◆ EXERCISE INSTRUCTIONS
Among the entries below, find every line that contains the string "passed", then copy it.

◆ TASK INPUT
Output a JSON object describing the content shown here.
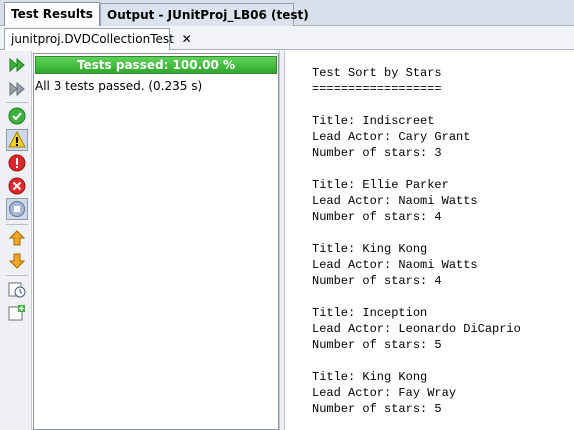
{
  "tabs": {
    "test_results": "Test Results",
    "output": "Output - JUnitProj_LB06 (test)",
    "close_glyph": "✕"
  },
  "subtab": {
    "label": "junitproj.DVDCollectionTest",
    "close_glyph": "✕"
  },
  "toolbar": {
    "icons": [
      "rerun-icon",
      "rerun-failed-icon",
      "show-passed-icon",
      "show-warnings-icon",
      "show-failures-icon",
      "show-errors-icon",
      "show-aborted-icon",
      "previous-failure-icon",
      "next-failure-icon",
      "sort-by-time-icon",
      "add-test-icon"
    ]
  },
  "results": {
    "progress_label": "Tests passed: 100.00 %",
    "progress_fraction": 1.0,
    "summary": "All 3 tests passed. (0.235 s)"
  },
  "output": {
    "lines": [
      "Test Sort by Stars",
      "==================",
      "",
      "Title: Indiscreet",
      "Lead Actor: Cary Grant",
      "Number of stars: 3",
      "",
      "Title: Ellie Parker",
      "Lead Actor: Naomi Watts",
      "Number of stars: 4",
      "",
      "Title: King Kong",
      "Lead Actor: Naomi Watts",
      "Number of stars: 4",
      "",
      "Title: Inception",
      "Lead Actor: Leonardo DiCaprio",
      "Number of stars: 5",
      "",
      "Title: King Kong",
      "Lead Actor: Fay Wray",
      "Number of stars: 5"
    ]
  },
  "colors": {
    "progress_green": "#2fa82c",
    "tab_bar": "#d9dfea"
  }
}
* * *
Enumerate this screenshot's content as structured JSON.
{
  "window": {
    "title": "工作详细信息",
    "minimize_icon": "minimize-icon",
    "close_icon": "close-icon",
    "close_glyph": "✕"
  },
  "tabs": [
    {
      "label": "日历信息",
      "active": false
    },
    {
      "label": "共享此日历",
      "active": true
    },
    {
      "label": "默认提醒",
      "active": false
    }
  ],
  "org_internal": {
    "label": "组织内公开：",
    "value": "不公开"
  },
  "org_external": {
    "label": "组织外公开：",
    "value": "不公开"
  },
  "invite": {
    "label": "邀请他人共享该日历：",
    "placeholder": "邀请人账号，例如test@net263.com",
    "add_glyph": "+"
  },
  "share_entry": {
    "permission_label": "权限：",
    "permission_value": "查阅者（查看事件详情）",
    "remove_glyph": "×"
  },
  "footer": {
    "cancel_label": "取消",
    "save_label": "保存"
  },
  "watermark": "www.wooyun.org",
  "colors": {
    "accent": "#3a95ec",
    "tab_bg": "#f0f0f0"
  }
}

◆ YOUR SOLUTION
      "show-passed-icon",
    "progress_label": "Tests passed: 100.00 %",
    "summary": "All 3 tests passed. (0.235 s)"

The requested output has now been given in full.